┌──
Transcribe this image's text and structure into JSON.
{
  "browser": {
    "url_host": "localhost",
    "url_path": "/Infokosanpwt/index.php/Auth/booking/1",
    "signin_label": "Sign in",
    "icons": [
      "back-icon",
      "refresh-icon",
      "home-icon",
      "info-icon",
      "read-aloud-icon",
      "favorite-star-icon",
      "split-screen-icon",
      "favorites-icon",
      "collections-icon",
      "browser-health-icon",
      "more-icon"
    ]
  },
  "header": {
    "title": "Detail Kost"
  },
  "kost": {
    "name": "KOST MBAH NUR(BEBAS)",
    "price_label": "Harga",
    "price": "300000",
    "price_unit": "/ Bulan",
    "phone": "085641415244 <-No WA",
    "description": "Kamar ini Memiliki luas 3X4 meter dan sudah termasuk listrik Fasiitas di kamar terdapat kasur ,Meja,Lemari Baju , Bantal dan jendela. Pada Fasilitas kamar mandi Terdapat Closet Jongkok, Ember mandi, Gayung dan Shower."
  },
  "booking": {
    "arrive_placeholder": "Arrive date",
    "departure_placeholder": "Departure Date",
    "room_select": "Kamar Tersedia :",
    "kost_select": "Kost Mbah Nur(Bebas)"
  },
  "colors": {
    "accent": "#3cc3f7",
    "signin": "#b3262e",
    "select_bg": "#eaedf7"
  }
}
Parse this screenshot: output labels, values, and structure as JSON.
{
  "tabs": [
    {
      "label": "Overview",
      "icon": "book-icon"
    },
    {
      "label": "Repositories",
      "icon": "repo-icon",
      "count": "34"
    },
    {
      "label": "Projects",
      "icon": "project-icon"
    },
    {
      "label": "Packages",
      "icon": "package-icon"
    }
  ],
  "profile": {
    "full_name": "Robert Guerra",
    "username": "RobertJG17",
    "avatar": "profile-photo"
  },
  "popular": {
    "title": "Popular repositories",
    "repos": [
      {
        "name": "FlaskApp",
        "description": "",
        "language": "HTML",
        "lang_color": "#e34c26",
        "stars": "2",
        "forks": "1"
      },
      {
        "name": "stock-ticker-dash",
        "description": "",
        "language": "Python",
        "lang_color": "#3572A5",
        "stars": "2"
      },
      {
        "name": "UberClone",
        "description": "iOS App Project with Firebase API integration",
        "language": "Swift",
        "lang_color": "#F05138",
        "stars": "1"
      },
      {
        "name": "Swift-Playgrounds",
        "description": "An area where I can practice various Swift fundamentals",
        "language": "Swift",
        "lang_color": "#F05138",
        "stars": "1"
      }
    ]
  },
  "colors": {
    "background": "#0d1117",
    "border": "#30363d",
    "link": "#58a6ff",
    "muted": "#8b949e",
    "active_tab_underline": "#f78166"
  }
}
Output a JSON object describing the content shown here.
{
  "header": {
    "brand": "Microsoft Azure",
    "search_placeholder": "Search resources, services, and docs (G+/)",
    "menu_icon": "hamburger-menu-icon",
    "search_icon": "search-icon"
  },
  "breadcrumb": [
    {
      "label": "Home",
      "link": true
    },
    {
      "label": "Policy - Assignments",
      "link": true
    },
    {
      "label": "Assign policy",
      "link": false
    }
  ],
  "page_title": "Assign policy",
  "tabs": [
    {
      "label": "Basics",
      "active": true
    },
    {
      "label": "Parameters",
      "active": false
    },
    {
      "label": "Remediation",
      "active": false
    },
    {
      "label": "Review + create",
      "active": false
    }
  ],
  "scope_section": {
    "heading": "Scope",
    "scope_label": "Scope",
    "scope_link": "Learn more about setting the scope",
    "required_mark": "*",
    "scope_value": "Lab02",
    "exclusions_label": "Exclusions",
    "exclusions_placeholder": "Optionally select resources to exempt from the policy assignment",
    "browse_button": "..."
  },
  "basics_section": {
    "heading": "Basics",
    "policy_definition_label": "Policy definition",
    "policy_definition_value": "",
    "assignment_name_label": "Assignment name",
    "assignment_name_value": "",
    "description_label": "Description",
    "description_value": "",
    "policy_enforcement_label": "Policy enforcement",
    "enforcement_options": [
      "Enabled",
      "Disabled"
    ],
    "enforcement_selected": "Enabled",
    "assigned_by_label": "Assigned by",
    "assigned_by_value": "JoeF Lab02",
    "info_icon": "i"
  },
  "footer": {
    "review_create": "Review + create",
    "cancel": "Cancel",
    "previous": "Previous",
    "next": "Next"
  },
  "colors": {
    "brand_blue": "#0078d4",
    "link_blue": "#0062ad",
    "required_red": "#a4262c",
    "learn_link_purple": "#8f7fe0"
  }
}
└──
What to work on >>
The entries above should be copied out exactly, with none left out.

Response area >>
Transcribe this image's text and structure into JSON.
{
  "browser": {
    "url_host": "localhost",
    "url_path": "/Infokosanpwt/index.php/Auth/booking/1",
    "signin_label": "Sign in",
    "icons": [
      "back-icon",
      "refresh-icon",
      "home-icon",
      "info-icon",
      "read-aloud-icon",
      "favorite-star-icon",
      "split-screen-icon",
      "favorites-icon",
      "collections-icon",
      "browser-health-icon",
      "more-icon"
    ]
  },
  "header": {
    "title": "Detail Kost"
  },
  "kost": {
    "name": "KOST MBAH NUR(BEBAS)",
    "price_label": "Harga",
    "price": "300000",
    "price_unit": "/ Bulan",
    "phone": "085641415244 <-No WA",
    "description": "Kamar ini Memiliki luas 3X4 meter dan sudah termasuk listrik Fasiitas di kamar terdapat kasur ,Meja,Lemari Baju , Bantal dan jendela. Pada Fasilitas kamar mandi Terdapat Closet Jongkok, Ember mandi, Gayung dan Shower."
  },
  "booking": {
    "arrive_placeholder": "Arrive date",
    "departure_placeholder": "Departure Date",
    "room_select": "Kamar Tersedia :",
    "kost_select": "Kost Mbah Nur(Bebas)"
  },
  "colors": {
    "accent": "#3cc3f7",
    "signin": "#b3262e",
    "select_bg": "#eaedf7"
  }
}
Parse this screenshot: output labels, values, and structure as JSON.
{
  "tabs": [
    {
      "label": "Overview",
      "icon": "book-icon"
    },
    {
      "label": "Repositories",
      "icon": "repo-icon",
      "count": "34"
    },
    {
      "label": "Projects",
      "icon": "project-icon"
    },
    {
      "label": "Packages",
      "icon": "package-icon"
    }
  ],
  "profile": {
    "full_name": "Robert Guerra",
    "username": "RobertJG17",
    "avatar": "profile-photo"
  },
  "popular": {
    "title": "Popular repositories",
    "repos": [
      {
        "name": "FlaskApp",
        "description": "",
        "language": "HTML",
        "lang_color": "#e34c26",
        "stars": "2",
        "forks": "1"
      },
      {
        "name": "stock-ticker-dash",
        "description": "",
        "language": "Python",
        "lang_color": "#3572A5",
        "stars": "2"
      },
      {
        "name": "UberClone",
        "description": "iOS App Project with Firebase API integration",
        "language": "Swift",
        "lang_color": "#F05138",
        "stars": "1"
      },
      {
        "name": "Swift-Playgrounds",
        "description": "An area where I can practice various Swift fundamentals",
        "language": "Swift",
        "lang_color": "#F05138",
        "stars": "1"
      }
    ]
  },
  "colors": {
    "background": "#0d1117",
    "border": "#30363d",
    "link": "#58a6ff",
    "muted": "#8b949e",
    "active_tab_underline": "#f78166"
  }
}
Output a JSON object describing the content shown here.
{
  "header": {
    "brand": "Microsoft Azure",
    "search_placeholder": "Search resources, services, and docs (G+/)",
    "menu_icon": "hamburger-menu-icon",
    "search_icon": "search-icon"
  },
  "breadcrumb": [
    {
      "label": "Home",
      "link": true
    },
    {
      "label": "Policy - Assignments",
      "link": true
    },
    {
      "label": "Assign policy",
      "link": false
    }
  ],
  "page_title": "Assign policy",
  "tabs": [
    {
      "label": "Basics",
      "active": true
    },
    {
      "label": "Parameters",
      "active": false
    },
    {
      "label": "Remediation",
      "active": false
    },
    {
      "label": "Review + create",
      "active": false
    }
  ],
  "scope_section": {
    "heading": "Scope",
    "scope_label": "Scope",
    "scope_link": "Learn more about setting the scope",
    "required_mark": "*",
    "scope_value": "Lab02",
    "exclusions_label": "Exclusions",
    "exclusions_placeholder": "Optionally select resources to exempt from the policy assignment",
    "browse_button": "..."
  },
  "basics_section": {
    "heading": "Basics",
    "policy_definition_label": "Policy definition",
    "policy_definition_value": "",
    "assignment_name_label": "Assignment name",
    "assignment_name_value": "",
    "description_label": "Description",
    "description_value": "",
    "policy_enforcement_label": "Policy enforcement",
    "enforcement_options": [
      "Enabled",
      "Disabled"
    ],
    "enforcement_selected": "Enabled",
    "assigned_by_label": "Assigned by",
    "assigned_by_value": "JoeF Lab02",
    "info_icon": "i"
  },
  "footer": {
    "review_create": "Review + create",
    "cancel": "Cancel",
    "previous": "Previous",
    "next": "Next"
  },
  "colors": {
    "brand_blue": "#0078d4",
    "link_blue": "#0062ad",
    "required_red": "#a4262c",
    "learn_link_purple": "#8f7fe0"
  }
}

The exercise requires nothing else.